* _Exercise goal_: Go through the material line by line. Say how many lines contain the word "this", and give nothing more.

* _Provided records_:
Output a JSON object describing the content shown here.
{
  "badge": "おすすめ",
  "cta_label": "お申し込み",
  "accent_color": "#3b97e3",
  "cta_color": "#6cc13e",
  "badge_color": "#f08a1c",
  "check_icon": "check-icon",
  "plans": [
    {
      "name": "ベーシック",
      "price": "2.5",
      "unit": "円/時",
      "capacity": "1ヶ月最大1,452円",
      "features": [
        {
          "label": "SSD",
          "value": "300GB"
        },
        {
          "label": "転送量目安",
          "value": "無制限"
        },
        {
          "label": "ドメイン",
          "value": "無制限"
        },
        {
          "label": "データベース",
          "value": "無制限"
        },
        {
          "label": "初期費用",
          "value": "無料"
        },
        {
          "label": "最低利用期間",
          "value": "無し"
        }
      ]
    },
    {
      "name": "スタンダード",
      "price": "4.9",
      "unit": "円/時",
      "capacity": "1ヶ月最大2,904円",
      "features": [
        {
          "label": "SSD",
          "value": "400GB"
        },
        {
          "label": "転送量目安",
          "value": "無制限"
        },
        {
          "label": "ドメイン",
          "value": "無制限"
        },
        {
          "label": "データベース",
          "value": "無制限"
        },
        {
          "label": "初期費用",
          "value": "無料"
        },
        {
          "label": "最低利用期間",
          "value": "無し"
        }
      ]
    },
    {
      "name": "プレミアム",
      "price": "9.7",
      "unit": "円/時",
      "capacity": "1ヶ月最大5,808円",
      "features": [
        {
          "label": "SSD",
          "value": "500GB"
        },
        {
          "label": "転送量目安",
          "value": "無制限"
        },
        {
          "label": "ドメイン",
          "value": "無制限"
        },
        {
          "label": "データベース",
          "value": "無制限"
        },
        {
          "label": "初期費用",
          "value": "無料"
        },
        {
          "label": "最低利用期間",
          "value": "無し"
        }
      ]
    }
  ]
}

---

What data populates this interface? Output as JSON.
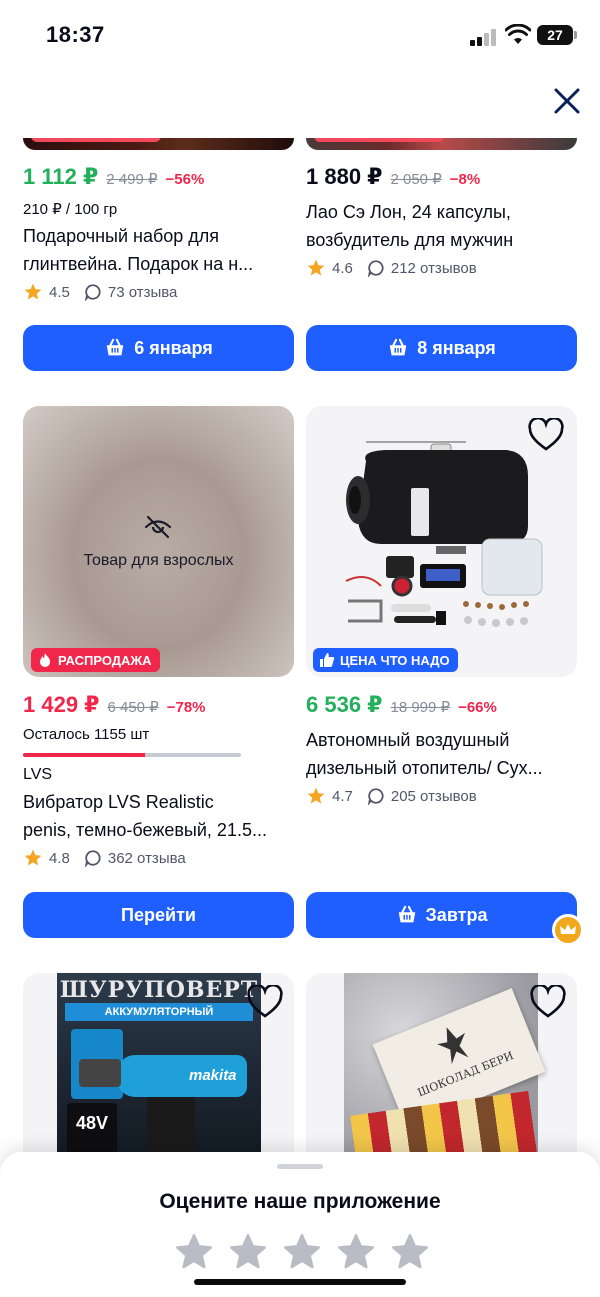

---

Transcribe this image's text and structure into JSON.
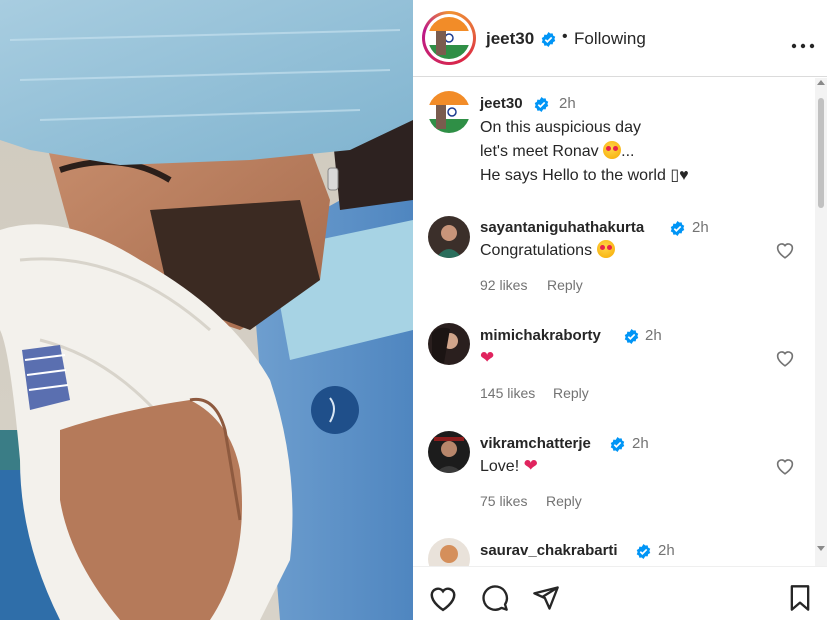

* _Solved problem_: 2